(Beginning of DATA TO USE)
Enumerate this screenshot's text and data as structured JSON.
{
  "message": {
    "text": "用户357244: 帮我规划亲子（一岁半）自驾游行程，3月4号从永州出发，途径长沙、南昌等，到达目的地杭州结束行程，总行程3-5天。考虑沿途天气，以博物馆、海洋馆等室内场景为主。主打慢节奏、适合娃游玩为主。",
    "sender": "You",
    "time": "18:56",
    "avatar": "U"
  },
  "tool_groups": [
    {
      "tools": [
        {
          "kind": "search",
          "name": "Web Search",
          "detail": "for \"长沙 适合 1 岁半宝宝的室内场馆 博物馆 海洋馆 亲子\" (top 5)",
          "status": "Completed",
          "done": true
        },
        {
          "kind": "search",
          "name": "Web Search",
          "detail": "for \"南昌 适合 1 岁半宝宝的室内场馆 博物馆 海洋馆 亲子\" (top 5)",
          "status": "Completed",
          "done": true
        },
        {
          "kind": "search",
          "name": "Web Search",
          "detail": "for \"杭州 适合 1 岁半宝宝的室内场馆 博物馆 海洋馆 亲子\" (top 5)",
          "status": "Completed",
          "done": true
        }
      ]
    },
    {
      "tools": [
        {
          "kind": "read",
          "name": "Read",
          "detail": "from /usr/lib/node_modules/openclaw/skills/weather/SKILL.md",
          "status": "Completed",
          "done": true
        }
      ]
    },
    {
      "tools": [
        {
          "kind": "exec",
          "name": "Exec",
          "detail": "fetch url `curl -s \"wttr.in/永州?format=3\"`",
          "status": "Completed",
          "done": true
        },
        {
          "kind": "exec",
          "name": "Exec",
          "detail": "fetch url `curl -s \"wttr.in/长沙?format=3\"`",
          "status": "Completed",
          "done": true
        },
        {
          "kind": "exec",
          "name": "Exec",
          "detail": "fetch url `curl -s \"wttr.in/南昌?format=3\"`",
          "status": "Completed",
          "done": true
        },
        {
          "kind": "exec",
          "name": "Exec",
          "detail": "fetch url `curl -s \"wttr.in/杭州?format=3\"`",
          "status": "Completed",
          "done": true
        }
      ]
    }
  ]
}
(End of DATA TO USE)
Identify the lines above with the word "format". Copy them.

» **SOLUTION**
          "detail": "fetch url `curl -s \"wttr.in/永州?format=3\"`",
          "detail": "fetch url `curl -s \"wttr.in/长沙?format=3\"`",
          "detail": "fetch url `curl -s \"wttr.in/南昌?format=3\"`",
          "detail": "fetch url `curl -s \"wttr.in/杭州?format=3\"`",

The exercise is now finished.